But the figures give an indication of the scale of resources now being trained on the drug problem with little sign of success.
And what about the money being made on the other side of the drugs war?
Recently Police have been reluctant to estimate drug costs, claiming that mentioning the figures glamorises an illegal activity.
But one unofficial Police estimate in 2005 put Bermuda’s drug habit at $200 million a year giving a total drug war bill which is arguably approaching $300 million.
While all other MPs contacted for comment ignored the chance to discuss Bermuda’s drug laws, Opposition MP John Barritt did respond to say a rethink might be necessary.
He said: “I do not believe our war on drugs in Bermuda has been very effective, at all.
“I don’t think it unreasonable to wonder out loud whether there is the political will to come to grips with the problem.”
He said the National Drug Control department had been shunted from ministry to ministry, sapping strength and focus from the various programmes.
And he wondered, given the number of fatalities on the roads, why Bermuda’s laws had not been modified to penalise those driving under the influence of drugs.
Mr. Barritt said he favoured giving people a second chance and he was concerned that young people who made the mistake of dabbling in weed were restricted in travel, education and job opportunities when they got caught.
“I am all for reviewing what we have, looking at what is working and what is not, honestly and openly, and then fighting and pushing for what we think will work.
“I would therefore be prepared to look at our laws as they relate to cannabis in that context, and to debate the issues that arise.”
But Mr. Barritt cautioned that he did not want to encourage people to think that it was acceptable to live their lives stoned.
“I also feel the same way about alcohol.
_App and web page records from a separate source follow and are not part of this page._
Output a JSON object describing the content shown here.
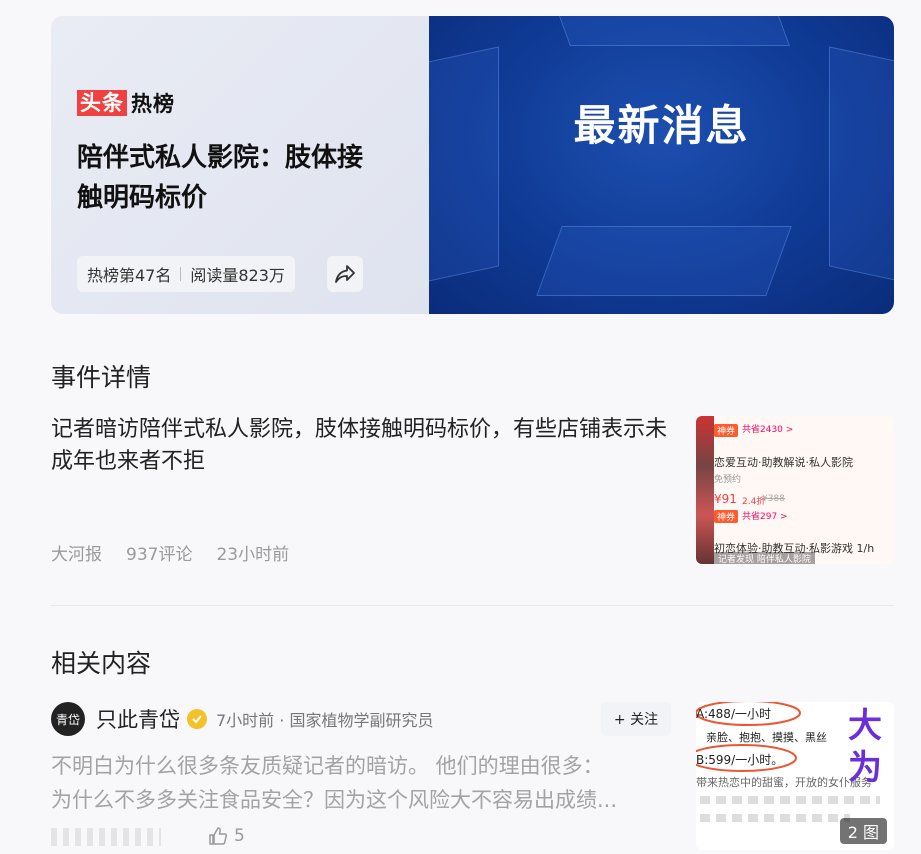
{
  "hero": {
    "brand_red": "头条",
    "brand_black": "热榜",
    "title": "陪伴式私人影院：肢体接触明码标价",
    "rank": "热榜第47名",
    "reads": "阅读量823万",
    "banner_text": "最新消息"
  },
  "event": {
    "section_title": "事件详情",
    "text": "记者暗访陪伴式私人影院，肢体接触明码标价，有些店铺表示未成年也来者不拒",
    "source": "大河报",
    "comments": "937评论",
    "time": "23小时前",
    "thumbnail": {
      "tag1": "神券",
      "saving1": "共省2430 >",
      "line1": "恋爱互动·助教解说·私人影院",
      "line2": "免预约",
      "price": "¥91",
      "discount": "2.4折",
      "old_price": "¥388",
      "tag2": "神券",
      "saving2": "共省297 >",
      "line3": "初恋体验·助教互动·私影游戏 1/h",
      "caption": "记者发现 陪伴私人影院"
    }
  },
  "related": {
    "section_title": "相关内容",
    "avatar_text": "青岱",
    "author": "只此青岱",
    "meta": "7小时前 · 国家植物学副研究员",
    "follow_label": "+ 关注",
    "text_line1": "不明白为什么很多条友质疑记者的暗访。 他们的理由很多：",
    "text_line2": "为什么不多多关注食品安全？因为这个风险大不容易出成绩...",
    "likes": "5",
    "image_count": "2 图",
    "thumbnail": {
      "line_a": "A:488/一小时",
      "line_a2": "亲脸、抱抱、摸摸、黑丝",
      "line_b": "B:599/一小时。",
      "line_c": "带来热恋中的甜蜜，开放的女仆服务",
      "big1": "大",
      "big2": "为"
    }
  },
  "colors": {
    "brand_red": "#f04142",
    "banner_blue": "#0f3a94",
    "verified_gold": "#f3c12a",
    "muted_text": "#a3a3a3"
  },
  "icons": [
    "share-icon",
    "verified-icon",
    "thumb-up-icon"
  ]
}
These drugs and their so-called ‘beneficial’ use are vastly overrated.”
Mr. Barritt urged the beefing up of the anti-drug message.
“It is ultimately behaviour we have to modify and to give our young people, and the not so young as well, the tools to make the right choices.”
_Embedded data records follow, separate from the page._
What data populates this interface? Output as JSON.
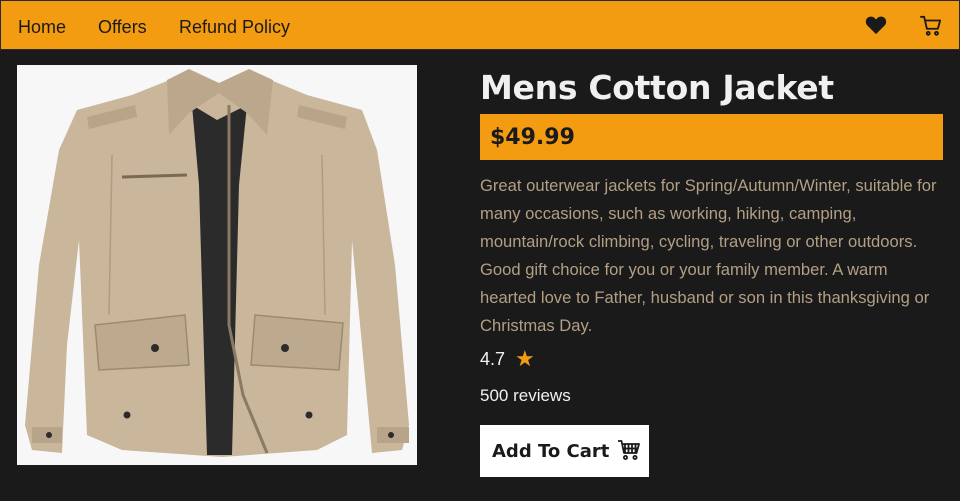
{
  "nav": {
    "links": [
      "Home",
      "Offers",
      "Refund Policy"
    ],
    "icons": [
      "heart-icon",
      "cart-icon"
    ]
  },
  "product": {
    "title": "Mens Cotton Jacket",
    "price": "$49.99",
    "description": "Great outerwear jackets for Spring/Autumn/Winter, suitable for many occasions, such as working, hiking, camping, mountain/rock climbing, cycling, traveling or other outdoors. Good gift choice for you or your family member. A warm hearted love to Father, husband or son in this thanksgiving or Christmas Day.",
    "rating": "4.7",
    "rating_icon": "star-icon",
    "reviews": "500 reviews",
    "add_to_cart_label": "Add To Cart",
    "add_to_cart_icon": "cart-icon"
  },
  "colors": {
    "accent": "#f39c12",
    "background": "#1a1a1a",
    "description_text": "#b39f84",
    "star": "#f39c12"
  }
}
Others are prepared to go much further.
KEMH surgeon Joseph Froncioni said: “Hard drug addiction is a sorry state for the individual.
“However, if control of these substances is left in the hands of criminals, it is society that suffers the consequences resulting from addicts’ desperation to fund their addiction.”
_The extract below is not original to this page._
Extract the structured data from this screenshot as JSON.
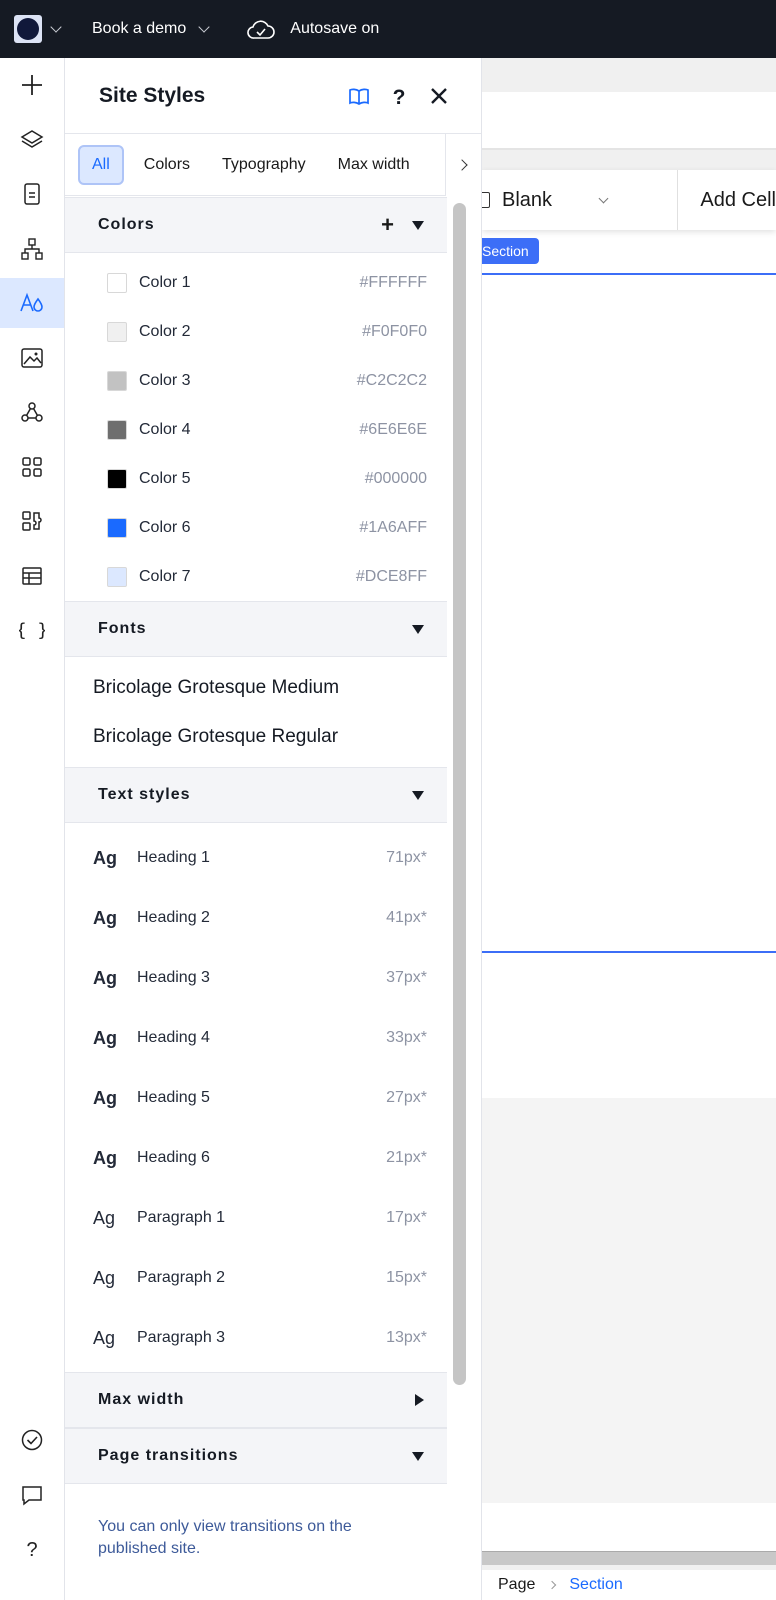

And Coalition for the Protection of Children head Sheelagh Cooper said: “What we are presently doing is not working.
“There are more addicts, more violent crime, more property crime, and increasingly invasive gang behaviour, more deaths on the roads and more guns.
“Decriminalising marijuana may be one of the possibilities to consider as we move forward.
“If marijuana were legalised or decriminalised, it would remove the profit motive and help put an end to the senseless violence that stems from drug battles.”
The question is are the politicians willing to consider a change of heart?
By Matthew Taylor